The environment doesn’t care about politics.
That doesn’t mean politics doesn’t affect the environment. We know it does. And many Chattanoogans are troubled by the environmental policies the federal government is currently implementing and advocating.
But whatever humans decide to do, the environment will respond based on the laws of nature, not on the politics of the decision, or the political party of the decision makers.
That’s why it’s so important that we continue to find ways to protect our natural resources even when politics seems to get in the way.
Chattanooga has made so much progress in the last 40 years. You probably know the story: In 1969 the Environmental Protection Agency labeled Chattanooga “the dirtiest city in America.” Decades of manufacturing pollution had blackened our air and sickened our river. Manufacturing had put the city on the map, but pollution was about to wipe it back off.
Today, Chattanooga has clean air, a sparkling riverfront, and a reputation for environmental leadership. How did we get here? The will of the people, harnessing public and private resources, over multiple city and county administrations, Republican and Democrat, made it happen.
Just as “all politics is local,” local environmental action can have significant effects, even when national policy is inadequate or harmful. Several states and cities, including Chattanooga, have announced that they are still planning to pursue the targets set in the Paris Climate Agreement, even if the President has decided to pull the U.S. out.
So we can all be our own Paris Agreement. We can commit to protecting our environment with the actions within our control. We can recycle. We can participate in community solar programs. We can reduce our transportation footprint. We can support and participate in the numerous environmental organizations here in Chattanooga, from green│spaces, to the Sierra Club, to the Tennessee River Gorge Trust, to Name of Your Favorite Environmental Organization Here. We can be kind to our planet, and to each other. We can be George H.W. Bush’s thousand points of light while advocating for Barack Obama’s Clean Power Plan.
The best part is that by taking these actions we can help grow the local green economy that has been steadily emerging since the EPA’s 1969 wakeup call.
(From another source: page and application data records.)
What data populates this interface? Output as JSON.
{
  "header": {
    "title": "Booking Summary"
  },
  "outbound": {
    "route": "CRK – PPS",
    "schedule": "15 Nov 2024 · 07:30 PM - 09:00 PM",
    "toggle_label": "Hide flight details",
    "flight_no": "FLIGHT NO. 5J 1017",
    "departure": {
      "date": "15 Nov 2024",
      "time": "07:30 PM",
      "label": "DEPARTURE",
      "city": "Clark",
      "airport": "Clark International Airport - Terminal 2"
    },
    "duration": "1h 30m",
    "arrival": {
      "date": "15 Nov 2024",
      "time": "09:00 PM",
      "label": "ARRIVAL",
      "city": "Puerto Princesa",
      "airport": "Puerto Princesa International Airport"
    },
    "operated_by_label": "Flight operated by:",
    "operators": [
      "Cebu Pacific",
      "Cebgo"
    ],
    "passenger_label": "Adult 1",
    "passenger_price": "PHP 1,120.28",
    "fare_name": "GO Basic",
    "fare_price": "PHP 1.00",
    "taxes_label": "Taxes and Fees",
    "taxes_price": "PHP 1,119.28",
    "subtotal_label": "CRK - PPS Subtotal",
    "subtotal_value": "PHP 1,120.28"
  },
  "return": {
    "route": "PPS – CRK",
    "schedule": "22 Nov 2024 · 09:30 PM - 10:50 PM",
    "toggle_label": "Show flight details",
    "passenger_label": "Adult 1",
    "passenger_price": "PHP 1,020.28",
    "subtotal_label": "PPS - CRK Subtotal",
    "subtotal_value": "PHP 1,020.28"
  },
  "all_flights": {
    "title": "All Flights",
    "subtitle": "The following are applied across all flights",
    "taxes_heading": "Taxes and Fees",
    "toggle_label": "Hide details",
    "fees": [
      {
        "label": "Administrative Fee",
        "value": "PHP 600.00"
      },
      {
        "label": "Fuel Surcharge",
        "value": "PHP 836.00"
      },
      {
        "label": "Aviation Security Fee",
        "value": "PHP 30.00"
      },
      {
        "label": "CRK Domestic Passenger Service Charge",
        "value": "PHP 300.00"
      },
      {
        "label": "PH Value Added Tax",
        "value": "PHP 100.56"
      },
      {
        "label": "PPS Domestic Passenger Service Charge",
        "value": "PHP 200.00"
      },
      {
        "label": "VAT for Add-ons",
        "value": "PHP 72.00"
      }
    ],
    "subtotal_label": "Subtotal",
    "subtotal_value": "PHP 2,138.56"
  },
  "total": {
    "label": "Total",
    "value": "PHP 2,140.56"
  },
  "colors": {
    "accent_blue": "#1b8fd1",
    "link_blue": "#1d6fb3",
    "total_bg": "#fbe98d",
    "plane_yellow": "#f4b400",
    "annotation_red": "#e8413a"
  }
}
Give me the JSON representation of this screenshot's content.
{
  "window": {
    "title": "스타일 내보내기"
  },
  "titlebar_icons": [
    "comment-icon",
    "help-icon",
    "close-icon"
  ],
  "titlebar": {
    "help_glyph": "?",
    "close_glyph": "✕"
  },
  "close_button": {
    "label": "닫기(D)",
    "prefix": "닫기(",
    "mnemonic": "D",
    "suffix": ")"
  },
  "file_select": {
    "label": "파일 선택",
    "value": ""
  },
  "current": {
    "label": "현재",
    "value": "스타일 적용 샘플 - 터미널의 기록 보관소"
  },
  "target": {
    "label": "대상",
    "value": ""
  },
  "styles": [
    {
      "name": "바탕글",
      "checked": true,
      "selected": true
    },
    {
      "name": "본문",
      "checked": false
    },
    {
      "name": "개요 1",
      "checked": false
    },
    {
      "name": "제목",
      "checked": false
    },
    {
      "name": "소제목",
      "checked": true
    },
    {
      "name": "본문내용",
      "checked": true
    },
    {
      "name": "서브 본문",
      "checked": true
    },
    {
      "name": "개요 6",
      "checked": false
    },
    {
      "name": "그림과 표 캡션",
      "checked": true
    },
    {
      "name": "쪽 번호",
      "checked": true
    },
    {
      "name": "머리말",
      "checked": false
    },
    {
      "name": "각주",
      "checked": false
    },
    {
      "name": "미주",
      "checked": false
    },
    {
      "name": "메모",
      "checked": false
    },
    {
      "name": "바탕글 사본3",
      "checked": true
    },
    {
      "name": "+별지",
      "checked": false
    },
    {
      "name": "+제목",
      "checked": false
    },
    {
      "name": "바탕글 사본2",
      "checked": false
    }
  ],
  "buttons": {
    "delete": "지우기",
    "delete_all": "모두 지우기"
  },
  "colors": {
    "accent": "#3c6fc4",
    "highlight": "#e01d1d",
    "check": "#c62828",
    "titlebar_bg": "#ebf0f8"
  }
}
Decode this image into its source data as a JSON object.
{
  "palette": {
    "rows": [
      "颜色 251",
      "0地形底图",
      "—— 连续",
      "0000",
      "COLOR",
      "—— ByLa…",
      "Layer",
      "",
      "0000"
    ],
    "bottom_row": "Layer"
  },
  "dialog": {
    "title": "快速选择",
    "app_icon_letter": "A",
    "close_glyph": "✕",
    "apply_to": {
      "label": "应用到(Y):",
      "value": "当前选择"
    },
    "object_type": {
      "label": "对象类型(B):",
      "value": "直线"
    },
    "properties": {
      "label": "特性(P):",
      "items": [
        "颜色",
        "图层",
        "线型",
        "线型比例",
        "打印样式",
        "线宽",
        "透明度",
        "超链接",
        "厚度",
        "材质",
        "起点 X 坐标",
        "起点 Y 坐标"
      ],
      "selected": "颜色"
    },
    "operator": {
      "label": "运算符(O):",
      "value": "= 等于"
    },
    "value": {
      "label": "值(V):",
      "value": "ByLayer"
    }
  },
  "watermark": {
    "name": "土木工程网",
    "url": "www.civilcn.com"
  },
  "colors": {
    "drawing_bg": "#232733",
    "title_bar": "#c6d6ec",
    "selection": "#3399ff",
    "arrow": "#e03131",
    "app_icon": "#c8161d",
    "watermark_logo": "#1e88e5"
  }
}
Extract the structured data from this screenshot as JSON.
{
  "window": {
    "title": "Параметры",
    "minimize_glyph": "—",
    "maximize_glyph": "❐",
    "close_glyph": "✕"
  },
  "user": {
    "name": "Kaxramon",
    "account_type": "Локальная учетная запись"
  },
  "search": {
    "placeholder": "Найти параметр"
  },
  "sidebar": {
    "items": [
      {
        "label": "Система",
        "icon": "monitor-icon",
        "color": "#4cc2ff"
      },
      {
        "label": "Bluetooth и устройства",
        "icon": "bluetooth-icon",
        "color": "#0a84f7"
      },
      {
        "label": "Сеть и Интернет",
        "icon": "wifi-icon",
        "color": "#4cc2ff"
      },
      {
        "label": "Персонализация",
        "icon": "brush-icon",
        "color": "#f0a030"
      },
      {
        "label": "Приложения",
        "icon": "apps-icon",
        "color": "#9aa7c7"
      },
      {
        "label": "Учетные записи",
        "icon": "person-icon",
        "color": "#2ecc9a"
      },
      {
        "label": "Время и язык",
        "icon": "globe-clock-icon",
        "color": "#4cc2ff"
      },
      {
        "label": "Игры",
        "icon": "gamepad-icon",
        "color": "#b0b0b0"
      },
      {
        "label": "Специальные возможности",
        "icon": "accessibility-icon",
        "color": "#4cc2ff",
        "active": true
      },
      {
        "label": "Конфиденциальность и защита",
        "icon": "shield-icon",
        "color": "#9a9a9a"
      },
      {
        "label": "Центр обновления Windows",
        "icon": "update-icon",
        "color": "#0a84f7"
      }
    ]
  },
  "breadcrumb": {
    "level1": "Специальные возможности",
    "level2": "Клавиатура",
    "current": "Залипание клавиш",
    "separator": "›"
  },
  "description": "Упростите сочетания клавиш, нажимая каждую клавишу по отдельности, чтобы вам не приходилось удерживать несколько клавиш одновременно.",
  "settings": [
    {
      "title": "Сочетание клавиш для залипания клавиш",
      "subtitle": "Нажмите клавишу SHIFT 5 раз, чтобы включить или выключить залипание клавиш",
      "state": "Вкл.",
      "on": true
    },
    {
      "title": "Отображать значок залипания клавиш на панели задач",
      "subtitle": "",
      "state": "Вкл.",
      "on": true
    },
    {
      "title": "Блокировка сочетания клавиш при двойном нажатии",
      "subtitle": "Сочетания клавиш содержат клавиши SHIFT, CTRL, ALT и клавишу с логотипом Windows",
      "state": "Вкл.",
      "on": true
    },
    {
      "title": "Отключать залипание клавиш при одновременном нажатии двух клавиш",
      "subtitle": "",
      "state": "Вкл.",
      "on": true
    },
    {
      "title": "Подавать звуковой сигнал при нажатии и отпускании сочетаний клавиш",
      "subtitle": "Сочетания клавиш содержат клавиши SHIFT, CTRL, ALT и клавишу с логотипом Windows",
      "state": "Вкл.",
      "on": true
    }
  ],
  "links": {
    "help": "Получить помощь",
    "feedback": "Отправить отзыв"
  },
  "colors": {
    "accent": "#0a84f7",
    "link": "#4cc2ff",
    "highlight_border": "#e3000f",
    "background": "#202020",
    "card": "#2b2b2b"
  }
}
And that helps everyone, no matter which political party we belong to, or political approach we favor.
- L. Bell